[Data about app and page elements]

* * * *

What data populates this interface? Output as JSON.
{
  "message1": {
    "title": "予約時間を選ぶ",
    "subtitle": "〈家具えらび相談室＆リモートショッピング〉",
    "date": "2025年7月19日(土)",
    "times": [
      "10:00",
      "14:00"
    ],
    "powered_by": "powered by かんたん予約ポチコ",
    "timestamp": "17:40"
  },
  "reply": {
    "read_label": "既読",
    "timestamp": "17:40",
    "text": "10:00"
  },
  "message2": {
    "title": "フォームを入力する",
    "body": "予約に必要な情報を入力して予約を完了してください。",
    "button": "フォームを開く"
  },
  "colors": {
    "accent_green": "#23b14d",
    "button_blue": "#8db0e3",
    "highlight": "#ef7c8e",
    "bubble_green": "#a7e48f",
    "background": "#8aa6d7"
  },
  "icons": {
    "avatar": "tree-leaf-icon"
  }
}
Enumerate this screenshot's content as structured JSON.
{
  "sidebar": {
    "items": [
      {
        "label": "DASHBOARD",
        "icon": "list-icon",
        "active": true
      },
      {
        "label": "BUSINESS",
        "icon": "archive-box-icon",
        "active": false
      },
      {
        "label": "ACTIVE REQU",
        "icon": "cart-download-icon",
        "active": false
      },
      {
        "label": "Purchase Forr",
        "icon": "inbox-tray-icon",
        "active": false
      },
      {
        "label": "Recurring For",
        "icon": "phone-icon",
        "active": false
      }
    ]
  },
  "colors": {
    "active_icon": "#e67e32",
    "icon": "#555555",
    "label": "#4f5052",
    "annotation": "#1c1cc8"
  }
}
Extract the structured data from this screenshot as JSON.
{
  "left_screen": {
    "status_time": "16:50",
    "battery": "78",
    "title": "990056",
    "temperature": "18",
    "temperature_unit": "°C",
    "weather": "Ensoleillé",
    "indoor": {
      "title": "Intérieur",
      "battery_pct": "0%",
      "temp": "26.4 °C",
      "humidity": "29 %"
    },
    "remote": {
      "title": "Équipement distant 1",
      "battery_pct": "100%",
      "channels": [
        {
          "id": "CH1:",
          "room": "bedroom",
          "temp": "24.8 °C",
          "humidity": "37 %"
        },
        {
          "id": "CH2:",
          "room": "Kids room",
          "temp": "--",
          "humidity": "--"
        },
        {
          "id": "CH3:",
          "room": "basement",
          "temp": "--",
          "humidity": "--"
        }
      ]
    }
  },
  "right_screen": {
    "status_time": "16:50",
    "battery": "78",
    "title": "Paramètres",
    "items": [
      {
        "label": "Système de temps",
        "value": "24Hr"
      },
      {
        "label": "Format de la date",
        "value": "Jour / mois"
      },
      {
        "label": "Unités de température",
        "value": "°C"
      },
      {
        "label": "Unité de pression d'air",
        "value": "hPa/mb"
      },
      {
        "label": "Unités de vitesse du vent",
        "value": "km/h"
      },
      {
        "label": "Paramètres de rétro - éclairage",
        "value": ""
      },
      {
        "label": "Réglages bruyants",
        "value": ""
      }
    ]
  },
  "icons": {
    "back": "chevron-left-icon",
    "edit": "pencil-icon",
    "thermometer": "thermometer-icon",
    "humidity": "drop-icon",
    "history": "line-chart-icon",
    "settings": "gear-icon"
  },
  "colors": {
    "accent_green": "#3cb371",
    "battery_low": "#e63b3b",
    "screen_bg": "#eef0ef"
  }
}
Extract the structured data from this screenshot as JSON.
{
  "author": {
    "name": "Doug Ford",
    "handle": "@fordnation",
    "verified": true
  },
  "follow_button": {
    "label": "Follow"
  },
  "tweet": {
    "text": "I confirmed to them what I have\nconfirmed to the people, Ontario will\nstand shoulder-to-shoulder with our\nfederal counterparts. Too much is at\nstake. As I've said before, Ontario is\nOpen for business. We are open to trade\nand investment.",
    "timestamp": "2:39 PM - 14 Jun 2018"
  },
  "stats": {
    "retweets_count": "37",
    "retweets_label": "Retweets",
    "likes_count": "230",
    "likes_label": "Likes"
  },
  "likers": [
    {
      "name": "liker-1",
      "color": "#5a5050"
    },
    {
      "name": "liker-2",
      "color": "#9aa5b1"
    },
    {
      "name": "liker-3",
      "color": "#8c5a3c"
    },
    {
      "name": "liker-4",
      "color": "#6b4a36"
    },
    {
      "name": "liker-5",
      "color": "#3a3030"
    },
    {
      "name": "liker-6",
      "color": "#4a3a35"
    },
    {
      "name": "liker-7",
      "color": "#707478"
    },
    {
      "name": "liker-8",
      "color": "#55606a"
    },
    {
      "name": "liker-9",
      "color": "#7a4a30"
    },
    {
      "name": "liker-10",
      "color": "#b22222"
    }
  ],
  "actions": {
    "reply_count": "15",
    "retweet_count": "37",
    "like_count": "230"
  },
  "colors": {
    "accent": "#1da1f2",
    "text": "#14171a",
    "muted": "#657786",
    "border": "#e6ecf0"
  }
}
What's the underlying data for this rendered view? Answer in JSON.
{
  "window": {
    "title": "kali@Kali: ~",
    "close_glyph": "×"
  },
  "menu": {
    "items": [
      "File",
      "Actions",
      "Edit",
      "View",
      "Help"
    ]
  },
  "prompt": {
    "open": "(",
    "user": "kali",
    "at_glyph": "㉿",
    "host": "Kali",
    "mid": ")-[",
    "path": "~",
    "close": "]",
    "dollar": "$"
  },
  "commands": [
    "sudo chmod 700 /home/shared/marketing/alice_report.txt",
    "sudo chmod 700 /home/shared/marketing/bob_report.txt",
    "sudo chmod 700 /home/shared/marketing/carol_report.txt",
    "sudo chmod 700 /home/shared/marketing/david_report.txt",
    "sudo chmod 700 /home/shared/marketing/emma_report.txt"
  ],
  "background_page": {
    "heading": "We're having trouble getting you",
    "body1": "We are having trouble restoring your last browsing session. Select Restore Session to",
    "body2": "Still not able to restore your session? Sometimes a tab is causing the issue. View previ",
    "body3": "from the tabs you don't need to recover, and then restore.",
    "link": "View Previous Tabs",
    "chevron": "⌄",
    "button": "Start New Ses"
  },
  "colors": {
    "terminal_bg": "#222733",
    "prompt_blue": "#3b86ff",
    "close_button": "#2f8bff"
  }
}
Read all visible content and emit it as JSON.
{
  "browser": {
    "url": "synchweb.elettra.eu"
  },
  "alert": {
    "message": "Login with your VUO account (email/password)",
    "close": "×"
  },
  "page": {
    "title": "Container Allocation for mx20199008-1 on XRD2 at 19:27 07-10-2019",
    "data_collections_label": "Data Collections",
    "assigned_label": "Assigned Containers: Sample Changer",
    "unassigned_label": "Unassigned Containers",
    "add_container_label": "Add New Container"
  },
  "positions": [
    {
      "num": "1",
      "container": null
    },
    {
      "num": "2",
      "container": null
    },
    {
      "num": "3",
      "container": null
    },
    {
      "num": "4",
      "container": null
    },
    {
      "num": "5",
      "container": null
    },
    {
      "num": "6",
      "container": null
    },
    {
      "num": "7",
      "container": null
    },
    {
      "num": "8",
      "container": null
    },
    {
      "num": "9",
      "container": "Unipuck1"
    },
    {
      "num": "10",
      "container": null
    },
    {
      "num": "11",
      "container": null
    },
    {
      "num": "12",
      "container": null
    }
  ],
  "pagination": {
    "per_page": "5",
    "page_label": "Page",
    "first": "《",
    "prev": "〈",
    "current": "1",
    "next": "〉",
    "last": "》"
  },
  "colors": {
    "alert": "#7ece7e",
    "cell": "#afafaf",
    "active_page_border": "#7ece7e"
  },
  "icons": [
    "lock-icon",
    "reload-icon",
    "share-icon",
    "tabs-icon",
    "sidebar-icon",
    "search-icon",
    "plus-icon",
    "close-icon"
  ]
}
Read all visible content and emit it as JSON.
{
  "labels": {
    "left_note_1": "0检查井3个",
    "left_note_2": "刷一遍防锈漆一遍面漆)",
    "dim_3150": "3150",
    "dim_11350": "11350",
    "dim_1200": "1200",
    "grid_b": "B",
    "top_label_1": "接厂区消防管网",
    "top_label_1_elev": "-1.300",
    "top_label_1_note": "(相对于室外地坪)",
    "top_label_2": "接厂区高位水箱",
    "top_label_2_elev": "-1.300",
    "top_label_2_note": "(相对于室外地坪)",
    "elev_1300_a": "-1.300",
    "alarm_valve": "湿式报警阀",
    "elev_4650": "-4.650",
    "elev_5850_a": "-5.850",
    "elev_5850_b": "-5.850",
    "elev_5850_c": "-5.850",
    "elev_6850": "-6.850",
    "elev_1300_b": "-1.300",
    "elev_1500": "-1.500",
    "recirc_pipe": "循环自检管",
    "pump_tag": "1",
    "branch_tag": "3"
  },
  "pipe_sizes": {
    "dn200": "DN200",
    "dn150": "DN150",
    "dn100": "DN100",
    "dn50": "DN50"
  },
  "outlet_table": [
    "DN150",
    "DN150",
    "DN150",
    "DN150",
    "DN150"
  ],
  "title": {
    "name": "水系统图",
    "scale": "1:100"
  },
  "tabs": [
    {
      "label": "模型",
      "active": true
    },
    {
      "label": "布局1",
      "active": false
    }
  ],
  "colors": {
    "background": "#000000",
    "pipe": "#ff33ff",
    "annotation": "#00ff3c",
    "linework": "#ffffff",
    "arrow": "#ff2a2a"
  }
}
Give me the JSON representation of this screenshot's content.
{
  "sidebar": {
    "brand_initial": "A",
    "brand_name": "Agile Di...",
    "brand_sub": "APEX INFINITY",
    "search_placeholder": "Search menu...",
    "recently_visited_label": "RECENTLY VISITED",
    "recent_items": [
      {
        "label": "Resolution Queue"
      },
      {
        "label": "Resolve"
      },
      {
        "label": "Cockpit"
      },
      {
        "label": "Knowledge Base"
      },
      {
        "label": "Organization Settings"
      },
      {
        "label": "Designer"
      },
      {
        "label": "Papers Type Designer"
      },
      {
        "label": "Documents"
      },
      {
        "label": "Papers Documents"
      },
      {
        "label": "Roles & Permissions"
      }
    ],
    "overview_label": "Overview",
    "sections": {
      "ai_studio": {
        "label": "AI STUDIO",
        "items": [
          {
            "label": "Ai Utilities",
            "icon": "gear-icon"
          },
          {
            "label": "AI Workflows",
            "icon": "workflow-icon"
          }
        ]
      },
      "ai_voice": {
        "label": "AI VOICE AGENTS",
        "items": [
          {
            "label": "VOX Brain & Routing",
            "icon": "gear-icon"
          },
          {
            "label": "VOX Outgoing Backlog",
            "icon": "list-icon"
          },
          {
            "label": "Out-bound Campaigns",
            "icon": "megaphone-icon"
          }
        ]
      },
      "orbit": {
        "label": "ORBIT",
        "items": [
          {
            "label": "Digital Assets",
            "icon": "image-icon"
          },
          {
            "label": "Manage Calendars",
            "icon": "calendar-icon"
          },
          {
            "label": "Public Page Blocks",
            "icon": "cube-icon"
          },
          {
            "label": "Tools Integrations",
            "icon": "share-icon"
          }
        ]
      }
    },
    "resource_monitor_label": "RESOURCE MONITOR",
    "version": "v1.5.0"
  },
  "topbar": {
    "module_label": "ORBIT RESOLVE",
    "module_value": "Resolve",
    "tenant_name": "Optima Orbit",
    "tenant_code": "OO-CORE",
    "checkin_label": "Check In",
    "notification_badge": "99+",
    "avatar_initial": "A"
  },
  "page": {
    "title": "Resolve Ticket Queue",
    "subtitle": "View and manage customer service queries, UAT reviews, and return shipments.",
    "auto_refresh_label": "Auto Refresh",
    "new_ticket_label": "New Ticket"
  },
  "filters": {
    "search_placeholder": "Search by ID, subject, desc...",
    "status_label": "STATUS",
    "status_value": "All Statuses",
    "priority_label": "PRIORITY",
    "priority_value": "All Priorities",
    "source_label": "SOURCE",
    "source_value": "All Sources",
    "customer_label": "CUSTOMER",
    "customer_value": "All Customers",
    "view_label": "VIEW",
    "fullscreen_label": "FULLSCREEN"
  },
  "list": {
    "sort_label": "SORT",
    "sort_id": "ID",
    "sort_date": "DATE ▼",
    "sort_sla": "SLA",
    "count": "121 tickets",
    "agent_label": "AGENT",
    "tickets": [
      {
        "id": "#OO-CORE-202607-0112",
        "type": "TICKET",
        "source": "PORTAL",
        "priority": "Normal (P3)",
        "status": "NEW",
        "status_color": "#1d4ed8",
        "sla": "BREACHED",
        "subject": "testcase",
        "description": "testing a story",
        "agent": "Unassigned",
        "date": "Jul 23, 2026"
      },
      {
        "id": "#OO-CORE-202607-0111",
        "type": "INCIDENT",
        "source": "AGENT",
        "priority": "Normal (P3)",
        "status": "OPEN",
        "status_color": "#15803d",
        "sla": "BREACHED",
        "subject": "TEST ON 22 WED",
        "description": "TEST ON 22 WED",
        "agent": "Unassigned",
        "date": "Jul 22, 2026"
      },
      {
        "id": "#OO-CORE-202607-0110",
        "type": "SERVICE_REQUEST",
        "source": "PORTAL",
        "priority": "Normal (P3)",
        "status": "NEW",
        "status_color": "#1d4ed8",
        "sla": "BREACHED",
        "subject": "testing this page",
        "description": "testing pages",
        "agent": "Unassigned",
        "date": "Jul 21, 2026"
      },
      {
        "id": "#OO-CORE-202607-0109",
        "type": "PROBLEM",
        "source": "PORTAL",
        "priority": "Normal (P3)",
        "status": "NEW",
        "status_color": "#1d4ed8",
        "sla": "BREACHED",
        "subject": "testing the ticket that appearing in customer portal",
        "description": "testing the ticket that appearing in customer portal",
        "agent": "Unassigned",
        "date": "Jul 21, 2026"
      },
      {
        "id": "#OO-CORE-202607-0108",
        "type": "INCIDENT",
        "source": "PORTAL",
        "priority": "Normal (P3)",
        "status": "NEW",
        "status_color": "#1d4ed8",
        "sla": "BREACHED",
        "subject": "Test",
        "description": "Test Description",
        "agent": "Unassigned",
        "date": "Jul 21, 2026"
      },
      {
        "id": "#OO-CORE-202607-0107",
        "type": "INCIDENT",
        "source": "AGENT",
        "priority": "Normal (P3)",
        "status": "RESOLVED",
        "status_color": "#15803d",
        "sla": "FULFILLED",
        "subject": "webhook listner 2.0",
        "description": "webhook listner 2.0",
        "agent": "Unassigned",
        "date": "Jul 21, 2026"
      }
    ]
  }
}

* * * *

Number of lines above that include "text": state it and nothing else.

3